A couple from Middlesex have commissioned an architecture studio to build them a solution to flooding − a greenhouse that can be elevated on legs during severe flooding and used to protect their belongings.
Having your home flooded is a horrible experience and various parts of the UK have suffered badly from winter floods, in particular most recently Cumbria and Yorkshire in England, as well as parts of Scotland, Wales, Isle of Man and Ireland.
Erica and Peter are homeowners who live in Middlesex on the bank of the River Thames. Unfortunately, in recent years they have been flooded five times. Unwilling to move from their tranquil riverside home but looking for a solution, the couple decided to talk to an architecture studio, which came up with a solution.
The "Greenhouse that grows legs" is a 312 sq ft flood-proof building made from glue laminated timber sections on a bespoke steel frame, supported on four hydraulic legs that can lift the building 800mm (2.6ft) off the ground on demand.
"The aim was to construct an experimental building exploring a novel approach to flood defence whilst not compromising the quality of the buildings design. It is a Greenhouse Which Grows Legs, but we think it's also a very nice greenhouse," writes Between Art and Technology (BAT) Studio, an architecture firm based in London.
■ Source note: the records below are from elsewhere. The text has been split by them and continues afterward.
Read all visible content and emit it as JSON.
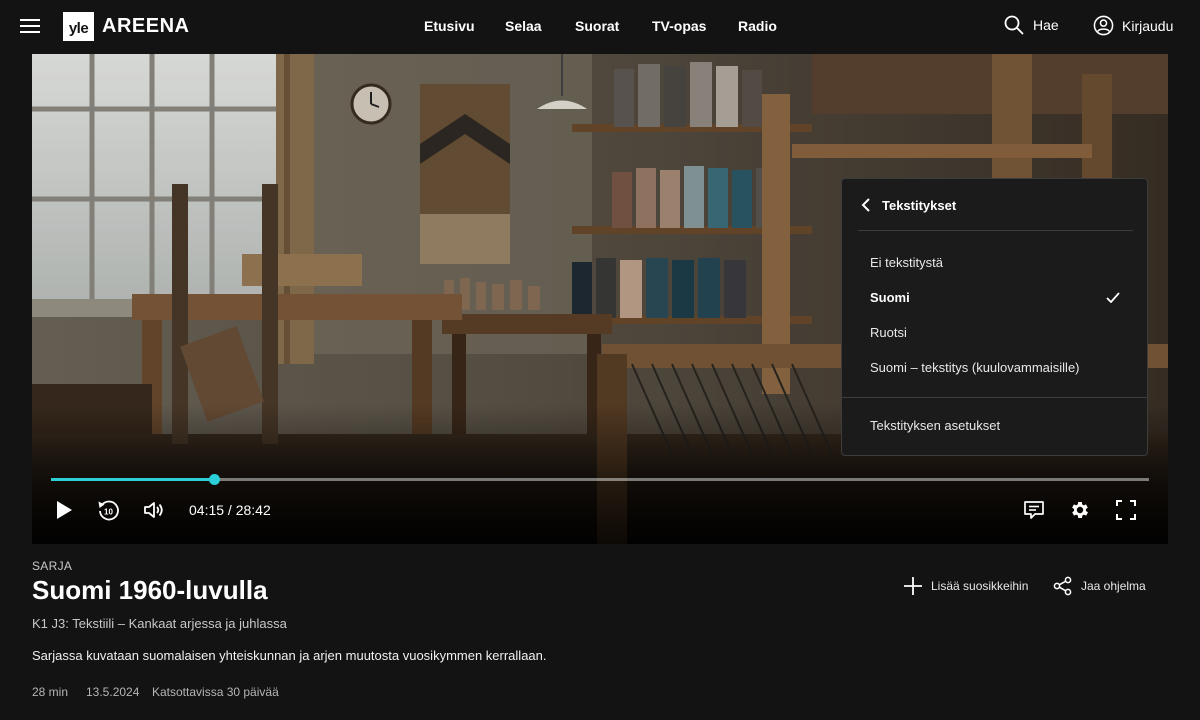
{
  "header": {
    "logo_brand": "yle",
    "logo_text": "AREENA",
    "nav": [
      "Etusivu",
      "Selaa",
      "Suorat",
      "TV-opas",
      "Radio"
    ],
    "search_label": "Hae",
    "login_label": "Kirjaudu"
  },
  "player": {
    "time": "04:15 / 28:42",
    "progress": 0.148,
    "accent_color": "#2ccfd8",
    "controls": {
      "play": "play-icon",
      "rewind": "rewind-10-icon",
      "volume": "volume-icon",
      "subtitles": "subtitles-icon",
      "settings": "gear-icon",
      "fullscreen": "fullscreen-icon"
    },
    "rewind_seconds": "10"
  },
  "subtitle_menu": {
    "title": "Tekstitykset",
    "options": [
      {
        "label": "Ei tekstitystä",
        "selected": false
      },
      {
        "label": "Suomi",
        "selected": true
      },
      {
        "label": "Ruotsi",
        "selected": false
      },
      {
        "label": "Suomi – tekstitys (kuulovammaisille)",
        "selected": false
      }
    ],
    "settings_label": "Tekstityksen asetukset"
  },
  "program": {
    "type": "SARJA",
    "title": "Suomi 1960-luvulla",
    "episode": "K1 J3: Tekstiili – Kankaat arjessa ja juhlassa",
    "description": "Sarjassa kuvataan suomalaisen yhteiskunnan ja arjen muutosta vuosikymmen kerrallaan.",
    "duration": "28 min",
    "date": "13.5.2024",
    "availability": "Katsottavissa 30 päivää",
    "add_favorite_label": "Lisää suosikkeihin",
    "share_label": "Jaa ohjelma"
  }
}
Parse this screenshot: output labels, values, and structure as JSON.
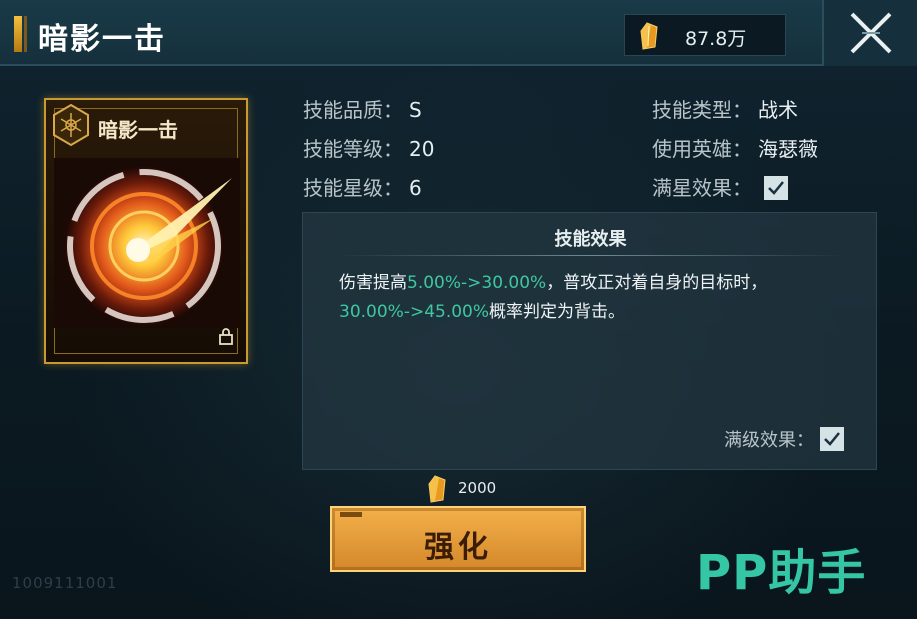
{
  "header": {
    "title": "暗影一击",
    "currency_amount": "87.8万",
    "currency_icon": "gold-crystal-icon",
    "close_icon": "close-icon"
  },
  "card": {
    "name": "暗影一击",
    "emblem_icon": "hexagon-emblem-icon",
    "art": "golden-burst-ring",
    "lock_icon": "lock-icon"
  },
  "info": {
    "quality_label": "技能品质：",
    "quality_value": "S",
    "level_label": "技能等级：",
    "level_value": "20",
    "star_label": "技能星级：",
    "star_value": "6",
    "type_label": "技能类型：",
    "type_value": "战术",
    "hero_label": "使用英雄：",
    "hero_value": "海瑟薇",
    "max_star_label": "满星效果：",
    "max_star_checked": true
  },
  "effect": {
    "title": "技能效果",
    "text_1": "伤害提高",
    "hl_1": "5.00%->30.00%",
    "text_2": "，普攻正对着自身的目标时，",
    "hl_2": "30.00%->45.00%",
    "text_3": "概率判定为背击。",
    "max_level_label": "满级效果：",
    "max_level_checked": true
  },
  "upgrade": {
    "cost": "2000",
    "button_label": "强化"
  },
  "footer": {
    "serial": "1009111001",
    "watermark": "PP助手"
  },
  "colors": {
    "accent_gold": "#f3b04a",
    "highlight_green": "#3fc7a0",
    "background": "#0d1c24"
  }
}
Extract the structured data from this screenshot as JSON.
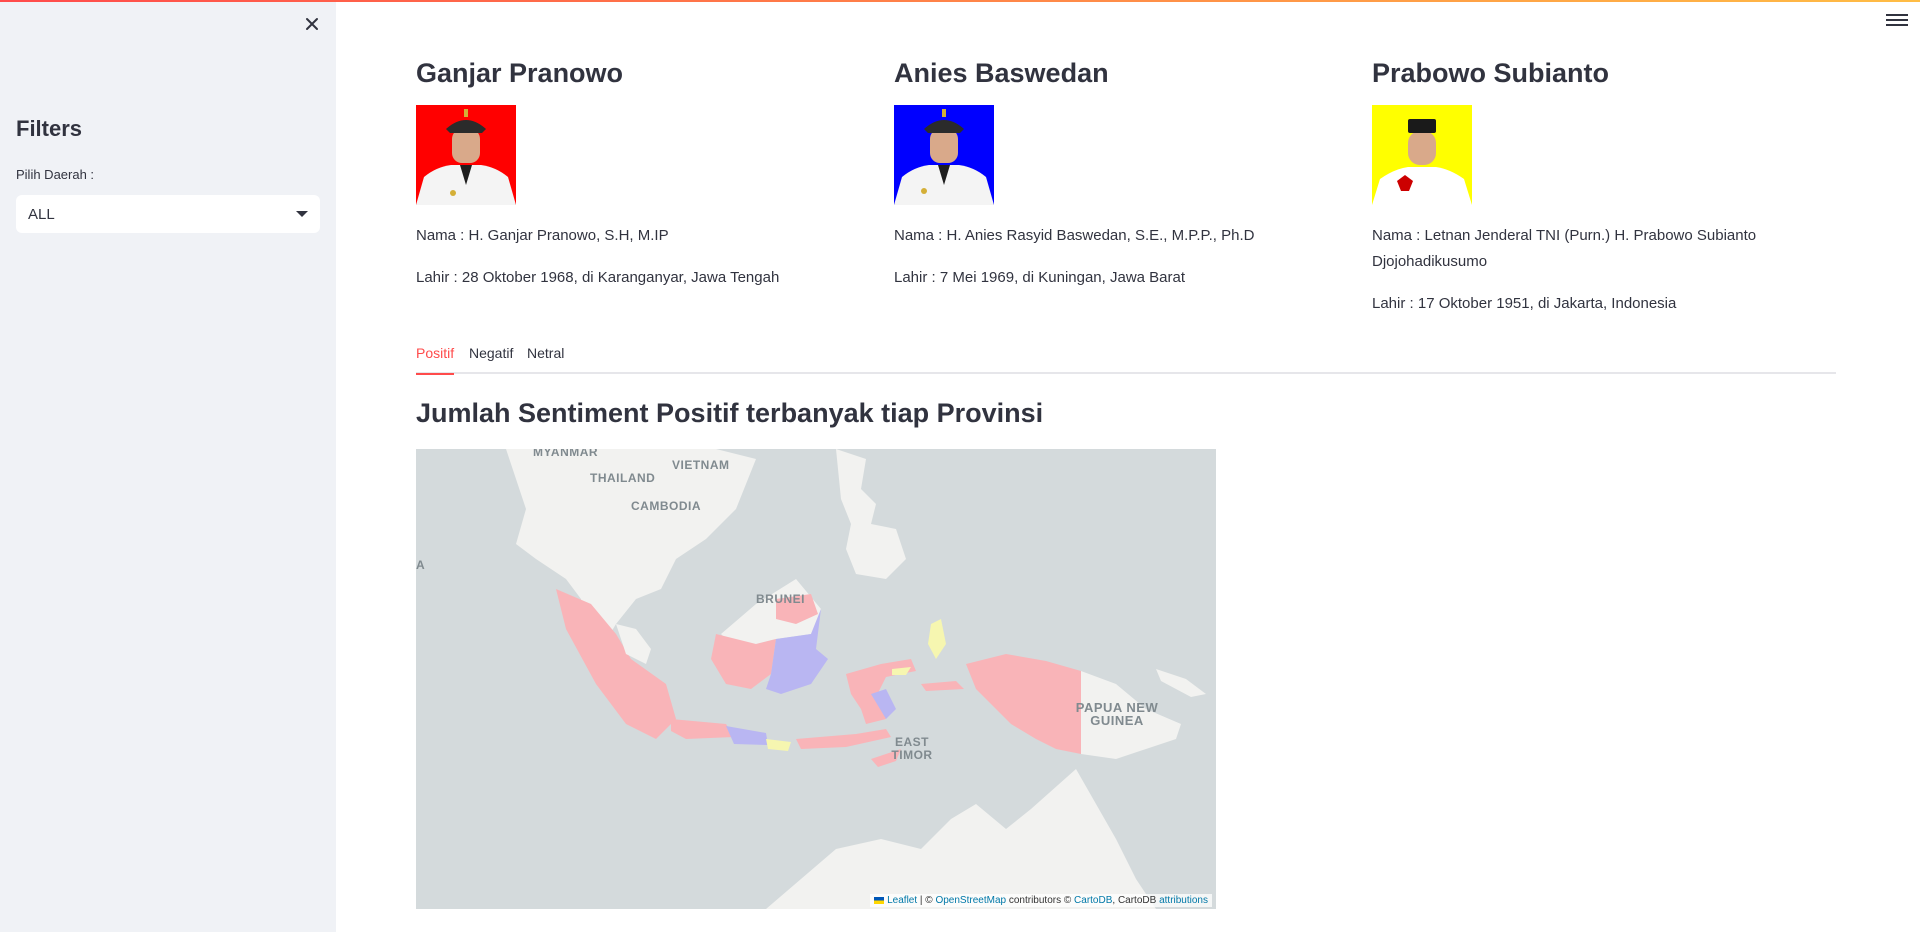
{
  "sidebar": {
    "close_icon": "close-icon",
    "title": "Filters",
    "region_label": "Pilih Daerah :",
    "region_value": "ALL"
  },
  "menu_icon": "hamburger-menu-icon",
  "candidates": [
    {
      "name": "Ganjar Pranowo",
      "photo_bg": "#ff0000",
      "full_name": "Nama : H. Ganjar Pranowo, S.H, M.IP",
      "birth": "Lahir : 28 Oktober 1968, di Karanganyar, Jawa Tengah"
    },
    {
      "name": "Anies Baswedan",
      "photo_bg": "#0000ff",
      "full_name": "Nama : H. Anies Rasyid Baswedan, S.E., M.P.P., Ph.D",
      "birth": "Lahir : 7 Mei 1969, di Kuningan, Jawa Barat"
    },
    {
      "name": "Prabowo Subianto",
      "photo_bg": "#ffff00",
      "full_name": "Nama : Letnan Jenderal TNI (Purn.) H. Prabowo Subianto Djojohadikusumo",
      "birth": "Lahir : 17 Oktober 1951, di Jakarta, Indonesia"
    }
  ],
  "tabs": [
    {
      "label": "Positif",
      "active": true
    },
    {
      "label": "Negatif",
      "active": false
    },
    {
      "label": "Netral",
      "active": false
    }
  ],
  "section_title": "Jumlah Sentiment Positif terbanyak tiap Provinsi",
  "map": {
    "labels": {
      "myanmar": "MYANMAR",
      "thailand": "THAILAND",
      "vietnam": "VIETNAM",
      "cambodia": "CAMBODIA",
      "brunei": "BRUNEI",
      "east_timor": "EAST TIMOR",
      "png": "PAPUA NEW GUINEA",
      "edge": "A"
    },
    "attribution": {
      "leaflet": "Leaflet",
      "sep1": " | © ",
      "osm": "OpenStreetMap",
      "contrib": " contributors © ",
      "cartodb": "CartoDB",
      "cartodb2": ", CartoDB ",
      "attributions": "attributions"
    },
    "colors": {
      "ganjar": "#f9b4b8",
      "anies": "#b9b6f2",
      "prabowo": "#f6f6b0",
      "land": "#f2f2f0",
      "sea": "#d4dadc"
    }
  }
}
"The structure of the building itself is formed from glue laminated timber sections. Along the building's most prominent facade, the 'glulam' columns are expressed externally and have mirrors bonded to their sides. The result is an ambiguous visual effect which blurs the building, its contents and its surroundings. As the building becomes established and filled with plants we hope this effect will become better and better."